◆ Directions ◆
Looking at the listing below, give the number of lines in which the string "title" appears, and add nothing else.

[Opening Dataset records section]

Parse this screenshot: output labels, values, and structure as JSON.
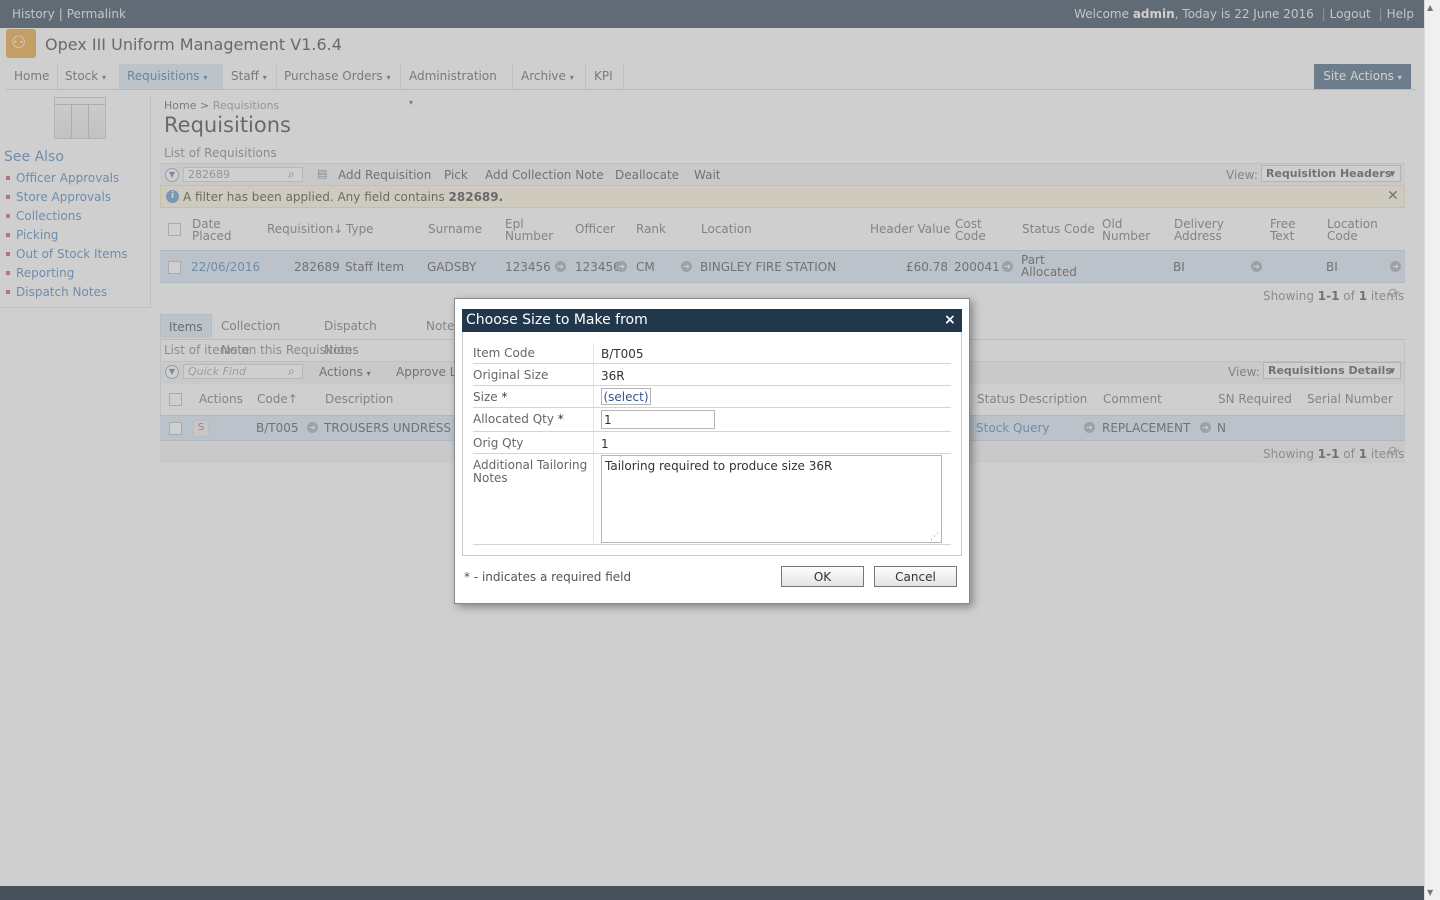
{
  "topbar": {
    "history": "History",
    "permalink": "Permalink",
    "welcome_prefix": "Welcome",
    "user": "admin",
    "today_text": ", Today is 22 June 2016",
    "logout": "Logout",
    "help": "Help"
  },
  "app": {
    "title": "Opex III Uniform Management V1.6.4"
  },
  "nav": {
    "items": [
      "Home",
      "Stock",
      "Requisitions",
      "Staff",
      "Purchase Orders",
      "Administration",
      "Archive",
      "KPI"
    ],
    "active": "Requisitions",
    "site_actions": "Site Actions"
  },
  "left": {
    "see_also": "See Also",
    "links": [
      "Officer Approvals",
      "Store Approvals",
      "Collections",
      "Picking",
      "Out of Stock Items",
      "Reporting",
      "Dispatch Notes"
    ]
  },
  "breadcrumb": {
    "home": "Home",
    "sep": ">",
    "current": "Requisitions"
  },
  "page": {
    "title": "Requisitions",
    "list_caption": "List of Requisitions"
  },
  "toolbar1": {
    "search_value": "282689",
    "buttons": [
      "Add Requisition",
      "Pick",
      "Add Collection Note",
      "Deallocate",
      "Wait"
    ],
    "view_label": "View:",
    "view_value": "Requisition Headers"
  },
  "filter": {
    "text": "A filter has been applied. Any field contains",
    "term": "282689."
  },
  "grid1": {
    "headers": {
      "date_placed": "Date Placed",
      "requisition": "Requisition↓",
      "type": "Type",
      "surname": "Surname",
      "epl_number": "Epl Number",
      "officer": "Officer",
      "rank": "Rank",
      "location": "Location",
      "header_value": "Header Value",
      "cost_code": "Cost Code",
      "status_code": "Status Code",
      "old_number": "Old Number",
      "delivery_address": "Delivery Address",
      "free_text": "Free Text",
      "location_code": "Location Code"
    },
    "row": {
      "date_placed": "22/06/2016",
      "requisition": "282689",
      "type": "Staff Item",
      "surname": "GADSBY",
      "epl_number": "123456",
      "officer": "123456",
      "rank": "CM",
      "location": "BINGLEY FIRE STATION",
      "header_value": "£60.78",
      "cost_code": "200041",
      "status_code": "Part Allocated",
      "delivery_address": "BI",
      "location_code": "BI"
    },
    "paging": {
      "prefix": "Showing",
      "range": "1-1",
      "of": "of",
      "count": "1",
      "suffix": "items"
    }
  },
  "tabs": {
    "items": [
      "Items",
      "Collection Note",
      "Dispatch Notes",
      "Notes"
    ],
    "active": "Items"
  },
  "items_section": {
    "caption": "List of items on this Requisition",
    "quick_find_placeholder": "Quick Find",
    "actions": "Actions",
    "approve": "Approve L",
    "view_label": "View:",
    "view_value": "Requisitions Details",
    "headers": {
      "actions": "Actions",
      "code": "Code↑",
      "description": "Description",
      "status_description": "Status Description",
      "comment": "Comment",
      "sn_required": "SN Required",
      "serial_number": "Serial Number"
    },
    "row": {
      "action_badge": "S",
      "code": "B/T005",
      "description": "TROUSERS UNDRESS C",
      "status_description": "Stock Query",
      "comment": "REPLACEMENT",
      "sn_required": "N"
    },
    "paging": {
      "prefix": "Showing",
      "range": "1-1",
      "of": "of",
      "count": "1",
      "suffix": "items"
    }
  },
  "dialog": {
    "title": "Choose Size to Make from",
    "close": "×",
    "fields": {
      "item_code_label": "Item Code",
      "item_code": "B/T005",
      "original_size_label": "Original Size",
      "original_size": "36R",
      "size_label": "Size",
      "size_value": "(select)",
      "allocated_qty_label": "Allocated Qty",
      "allocated_qty": "1",
      "orig_qty_label": "Orig Qty",
      "orig_qty": "1",
      "notes_label": "Additional Tailoring Notes",
      "notes": "Tailoring required to produce size 36R",
      "required_mark": "*"
    },
    "required_note": "* - indicates a required field",
    "ok": "OK",
    "cancel": "Cancel"
  },
  "colors": {
    "topbar": "#21374c",
    "accent": "#3d7ab8",
    "row_selected": "#d7e5f2",
    "logo": "#e99c2f"
  }
}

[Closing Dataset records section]

◆ Problem solution ◆
3